There is another point presented by the record which perhaps should be passed upon on this rehearing. When Powell, the owner of the Pontiac car, was being examined by defendant, he was permitted, over objection and exception, to testify that some forty-five minutes after the collision, he went to the scene and put his foot on the brake of the truck and, “It went down to the floor”; that, “When I put my foot on the brake, it felt like it would hold just a little bit.” With this as a basis, this witness proceeded to testify that in his opinion the brakes were not in good condition, and that a truck running thirty miles an hour, with brakes in the condition he found them, would require a distance of one hundred feet to be stopped.

There was no further examination of the brake made by this witness to see what effect the collision had had on the brake or the rods connecting it. In other words, it is not shown that the car or the brakes were in the same condition as they were at the time of the collision, non constat the collision loosened or broke the brake connection along with the other damage done the truck. It is only when the article described is shown to be in the same condition at the time of examination as at the time of collision that testimony of its condition afterwards is admissible. Aplin v. State, 19 Ala. App. 604,99 So. 734 Evidence of an experiment, wherebyPage 185
to test the truth of testimony that a certain thing occurred, is not admissible, where the condition attending the alleged occurrence and experiment are not shown to be similar. Hisler v. State, 52 Fla. 30, 42 So. 692; Reid v. State, 68 Fla. 105,66 So. 725. Foster, J., when a member of this court, writing to the same conclusion, observed that: “The burden is upon the party offering the evidence to show similarity in essential conditions.” Spelce v. State, 20 Ala. App. 412-419,103 So. 694, 702.

While evidence of such experiments are frequently admitted to aid the jury in having the whole picture before them in considering their verdict, such evidence should always be received with caution, and only when it is clear that the jury will be enlightened thereby. Hisler v. State, 52 Fla. 30, 42 So. 692; Martin v. State, 68 Fla. 18, 66 So. 139.

The plaintiff’s witness Powell was permitted to testify, over timely objection and exception, in what distance the Hays truck could have been stopped while running twenty-five and thirty miles per hour on pavement. This was error. There was no sufficient predicate for this testimony. Powell was not shown to have been familiar with the Hays truck, nor was it shown that he ever examined the brakes on the truck before the collision and had never done more than to press down the brake pedal, after the truck had been partially demolished in the wreck.
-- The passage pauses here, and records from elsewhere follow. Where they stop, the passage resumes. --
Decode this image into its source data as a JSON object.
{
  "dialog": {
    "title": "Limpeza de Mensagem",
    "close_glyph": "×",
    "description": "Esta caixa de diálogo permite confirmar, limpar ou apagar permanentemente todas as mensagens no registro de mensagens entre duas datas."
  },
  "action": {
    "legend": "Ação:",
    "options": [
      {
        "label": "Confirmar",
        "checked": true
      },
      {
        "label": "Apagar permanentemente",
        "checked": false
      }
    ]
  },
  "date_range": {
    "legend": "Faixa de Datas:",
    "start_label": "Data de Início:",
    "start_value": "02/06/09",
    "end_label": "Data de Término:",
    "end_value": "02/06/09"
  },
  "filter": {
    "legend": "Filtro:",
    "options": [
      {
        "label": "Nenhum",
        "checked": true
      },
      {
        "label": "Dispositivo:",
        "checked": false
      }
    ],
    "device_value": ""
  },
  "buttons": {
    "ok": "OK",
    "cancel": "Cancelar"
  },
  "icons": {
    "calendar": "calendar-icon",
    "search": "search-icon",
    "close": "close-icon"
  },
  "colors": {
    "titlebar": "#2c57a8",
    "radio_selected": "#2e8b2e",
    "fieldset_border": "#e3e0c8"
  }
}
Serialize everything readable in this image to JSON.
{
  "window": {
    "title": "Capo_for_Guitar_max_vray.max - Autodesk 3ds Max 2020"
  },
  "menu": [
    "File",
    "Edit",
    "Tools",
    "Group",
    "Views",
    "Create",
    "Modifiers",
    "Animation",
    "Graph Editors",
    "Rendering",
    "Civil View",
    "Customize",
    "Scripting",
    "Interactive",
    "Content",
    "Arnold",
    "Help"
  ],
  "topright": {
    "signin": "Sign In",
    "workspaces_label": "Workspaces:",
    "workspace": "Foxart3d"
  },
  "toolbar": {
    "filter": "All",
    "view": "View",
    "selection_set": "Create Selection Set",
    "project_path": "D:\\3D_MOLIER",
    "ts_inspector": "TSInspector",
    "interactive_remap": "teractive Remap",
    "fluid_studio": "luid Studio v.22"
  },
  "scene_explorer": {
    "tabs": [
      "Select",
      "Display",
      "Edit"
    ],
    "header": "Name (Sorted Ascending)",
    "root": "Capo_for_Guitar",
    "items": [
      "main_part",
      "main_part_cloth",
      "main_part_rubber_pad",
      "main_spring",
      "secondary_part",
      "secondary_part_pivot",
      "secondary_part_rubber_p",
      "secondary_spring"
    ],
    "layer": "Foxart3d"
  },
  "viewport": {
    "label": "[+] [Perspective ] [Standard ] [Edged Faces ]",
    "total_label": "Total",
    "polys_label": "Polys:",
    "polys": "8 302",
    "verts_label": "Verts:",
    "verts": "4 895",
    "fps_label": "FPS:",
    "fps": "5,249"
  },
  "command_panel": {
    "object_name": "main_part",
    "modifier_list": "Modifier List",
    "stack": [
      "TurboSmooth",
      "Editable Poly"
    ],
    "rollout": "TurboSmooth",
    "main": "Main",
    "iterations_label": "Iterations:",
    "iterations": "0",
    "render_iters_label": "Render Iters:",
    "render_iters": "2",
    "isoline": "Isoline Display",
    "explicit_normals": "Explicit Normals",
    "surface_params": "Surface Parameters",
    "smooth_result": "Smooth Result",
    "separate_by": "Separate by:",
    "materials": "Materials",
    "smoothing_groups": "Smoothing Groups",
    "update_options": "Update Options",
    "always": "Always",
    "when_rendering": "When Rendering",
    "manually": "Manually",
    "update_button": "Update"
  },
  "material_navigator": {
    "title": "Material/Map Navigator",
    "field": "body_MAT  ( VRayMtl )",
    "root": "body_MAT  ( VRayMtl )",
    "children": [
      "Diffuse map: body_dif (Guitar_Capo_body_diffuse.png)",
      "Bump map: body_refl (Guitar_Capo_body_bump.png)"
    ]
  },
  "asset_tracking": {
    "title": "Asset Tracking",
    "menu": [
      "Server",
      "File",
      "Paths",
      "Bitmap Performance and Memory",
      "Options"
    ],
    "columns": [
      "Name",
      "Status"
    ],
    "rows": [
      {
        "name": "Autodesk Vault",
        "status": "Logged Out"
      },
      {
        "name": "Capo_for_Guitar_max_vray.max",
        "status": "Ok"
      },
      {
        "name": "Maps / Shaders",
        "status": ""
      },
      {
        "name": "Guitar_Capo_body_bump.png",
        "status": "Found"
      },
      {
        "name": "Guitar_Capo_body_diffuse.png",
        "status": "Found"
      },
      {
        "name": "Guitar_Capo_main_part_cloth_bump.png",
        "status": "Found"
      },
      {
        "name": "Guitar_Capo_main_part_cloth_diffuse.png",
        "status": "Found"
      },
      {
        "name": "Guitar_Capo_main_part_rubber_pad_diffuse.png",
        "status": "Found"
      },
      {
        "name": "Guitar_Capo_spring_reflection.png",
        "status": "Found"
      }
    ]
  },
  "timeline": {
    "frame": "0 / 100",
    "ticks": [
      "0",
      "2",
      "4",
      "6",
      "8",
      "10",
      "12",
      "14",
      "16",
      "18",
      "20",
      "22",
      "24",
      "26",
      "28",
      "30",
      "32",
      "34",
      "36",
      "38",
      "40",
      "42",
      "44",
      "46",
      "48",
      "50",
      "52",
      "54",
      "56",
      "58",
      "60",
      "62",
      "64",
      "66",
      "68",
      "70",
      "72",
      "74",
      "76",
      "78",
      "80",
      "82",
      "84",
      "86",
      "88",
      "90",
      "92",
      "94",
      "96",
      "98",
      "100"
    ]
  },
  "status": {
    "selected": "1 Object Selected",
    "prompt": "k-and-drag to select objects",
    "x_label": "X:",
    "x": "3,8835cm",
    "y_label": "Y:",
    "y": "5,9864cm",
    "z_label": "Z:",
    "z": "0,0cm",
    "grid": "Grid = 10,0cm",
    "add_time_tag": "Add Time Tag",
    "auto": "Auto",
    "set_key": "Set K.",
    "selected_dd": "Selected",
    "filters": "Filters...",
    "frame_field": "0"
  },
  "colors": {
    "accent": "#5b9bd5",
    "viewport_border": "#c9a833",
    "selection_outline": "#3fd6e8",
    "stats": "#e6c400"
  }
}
The opinion is amplified and extended, and the application is overruled.